Exercise goal: Give each record below again, without a single difference.

Data section:

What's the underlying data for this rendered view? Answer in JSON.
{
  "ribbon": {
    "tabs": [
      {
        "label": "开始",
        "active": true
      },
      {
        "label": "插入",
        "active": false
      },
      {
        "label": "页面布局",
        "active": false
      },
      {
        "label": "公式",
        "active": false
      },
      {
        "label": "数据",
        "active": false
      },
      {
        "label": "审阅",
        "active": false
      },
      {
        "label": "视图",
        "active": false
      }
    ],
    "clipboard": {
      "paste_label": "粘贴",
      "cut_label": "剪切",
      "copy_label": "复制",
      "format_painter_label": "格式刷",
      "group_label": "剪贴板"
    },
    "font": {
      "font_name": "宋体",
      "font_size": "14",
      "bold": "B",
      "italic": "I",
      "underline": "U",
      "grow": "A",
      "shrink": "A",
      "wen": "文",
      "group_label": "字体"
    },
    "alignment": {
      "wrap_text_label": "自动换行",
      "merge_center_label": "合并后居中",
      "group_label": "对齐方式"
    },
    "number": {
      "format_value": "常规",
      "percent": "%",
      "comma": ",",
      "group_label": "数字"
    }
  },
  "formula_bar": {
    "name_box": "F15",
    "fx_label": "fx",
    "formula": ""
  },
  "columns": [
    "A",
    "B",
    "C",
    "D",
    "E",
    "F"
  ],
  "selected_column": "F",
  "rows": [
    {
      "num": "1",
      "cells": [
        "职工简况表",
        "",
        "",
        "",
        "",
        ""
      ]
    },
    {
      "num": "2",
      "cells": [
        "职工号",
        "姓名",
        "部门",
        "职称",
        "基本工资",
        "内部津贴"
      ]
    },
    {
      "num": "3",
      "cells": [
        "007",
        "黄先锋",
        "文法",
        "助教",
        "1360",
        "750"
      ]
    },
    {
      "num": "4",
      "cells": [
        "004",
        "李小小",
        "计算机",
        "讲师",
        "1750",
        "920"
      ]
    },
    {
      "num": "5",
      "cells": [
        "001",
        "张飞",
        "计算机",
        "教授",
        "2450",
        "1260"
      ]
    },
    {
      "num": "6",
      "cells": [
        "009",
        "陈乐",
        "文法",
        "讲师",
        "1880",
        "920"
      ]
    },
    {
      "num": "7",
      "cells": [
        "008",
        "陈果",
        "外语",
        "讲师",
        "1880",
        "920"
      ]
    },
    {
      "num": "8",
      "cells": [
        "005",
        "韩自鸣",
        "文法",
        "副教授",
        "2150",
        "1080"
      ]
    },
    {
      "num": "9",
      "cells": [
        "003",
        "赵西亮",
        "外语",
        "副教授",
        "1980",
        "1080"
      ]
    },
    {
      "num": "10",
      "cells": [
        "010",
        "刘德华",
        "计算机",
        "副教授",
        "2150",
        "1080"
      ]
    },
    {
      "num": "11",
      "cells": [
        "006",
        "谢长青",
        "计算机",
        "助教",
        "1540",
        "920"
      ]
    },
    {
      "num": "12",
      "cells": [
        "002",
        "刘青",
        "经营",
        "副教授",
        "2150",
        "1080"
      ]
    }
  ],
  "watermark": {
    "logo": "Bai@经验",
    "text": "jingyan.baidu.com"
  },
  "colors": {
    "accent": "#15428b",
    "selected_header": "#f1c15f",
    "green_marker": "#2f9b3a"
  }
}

Response to the task:
What's the underlying data for this rendered view? Answer in JSON.
{
  "ribbon": {
    "tabs": [
      {
        "label": "开始",
        "active": true
      },
      {
        "label": "插入",
        "active": false
      },
      {
        "label": "页面布局",
        "active": false
      },
      {
        "label": "公式",
        "active": false
      },
      {
        "label": "数据",
        "active": false
      },
      {
        "label": "审阅",
        "active": false
      },
      {
        "label": "视图",
        "active": false
      }
    ],
    "clipboard": {
      "paste_label": "粘贴",
      "cut_label": "剪切",
      "copy_label": "复制",
      "format_painter_label": "格式刷",
      "group_label": "剪贴板"
    },
    "font": {
      "font_name": "宋体",
      "font_size": "14",
      "bold": "B",
      "italic": "I",
      "underline": "U",
      "grow": "A",
      "shrink": "A",
      "wen": "文",
      "group_label": "字体"
    },
    "alignment": {
      "wrap_text_label": "自动换行",
      "merge_center_label": "合并后居中",
      "group_label": "对齐方式"
    },
    "number": {
      "format_value": "常规",
      "percent": "%",
      "comma": ",",
      "group_label": "数字"
    }
  },
  "formula_bar": {
    "name_box": "F15",
    "fx_label": "fx",
    "formula": ""
  },
  "columns": [
    "A",
    "B",
    "C",
    "D",
    "E",
    "F"
  ],
  "selected_column": "F",
  "rows": [
    {
      "num": "1",
      "cells": [
        "职工简况表",
        "",
        "",
        "",
        "",
        ""
      ]
    },
    {
      "num": "2",
      "cells": [
        "职工号",
        "姓名",
        "部门",
        "职称",
        "基本工资",
        "内部津贴"
      ]
    },
    {
      "num": "3",
      "cells": [
        "007",
        "黄先锋",
        "文法",
        "助教",
        "1360",
        "750"
      ]
    },
    {
      "num": "4",
      "cells": [
        "004",
        "李小小",
        "计算机",
        "讲师",
        "1750",
        "920"
      ]
    },
    {
      "num": "5",
      "cells": [
        "001",
        "张飞",
        "计算机",
        "教授",
        "2450",
        "1260"
      ]
    },
    {
      "num": "6",
      "cells": [
        "009",
        "陈乐",
        "文法",
        "讲师",
        "1880",
        "920"
      ]
    },
    {
      "num": "7",
      "cells": [
        "008",
        "陈果",
        "外语",
        "讲师",
        "1880",
        "920"
      ]
    },
    {
      "num": "8",
      "cells": [
        "005",
        "韩自鸣",
        "文法",
        "副教授",
        "2150",
        "1080"
      ]
    },
    {
      "num": "9",
      "cells": [
        "003",
        "赵西亮",
        "外语",
        "副教授",
        "1980",
        "1080"
      ]
    },
    {
      "num": "10",
      "cells": [
        "010",
        "刘德华",
        "计算机",
        "副教授",
        "2150",
        "1080"
      ]
    },
    {
      "num": "11",
      "cells": [
        "006",
        "谢长青",
        "计算机",
        "助教",
        "1540",
        "920"
      ]
    },
    {
      "num": "12",
      "cells": [
        "002",
        "刘青",
        "经营",
        "副教授",
        "2150",
        "1080"
      ]
    }
  ],
  "watermark": {
    "logo": "Bai@经验",
    "text": "jingyan.baidu.com"
  },
  "colors": {
    "accent": "#15428b",
    "selected_header": "#f1c15f",
    "green_marker": "#2f9b3a"
  }
}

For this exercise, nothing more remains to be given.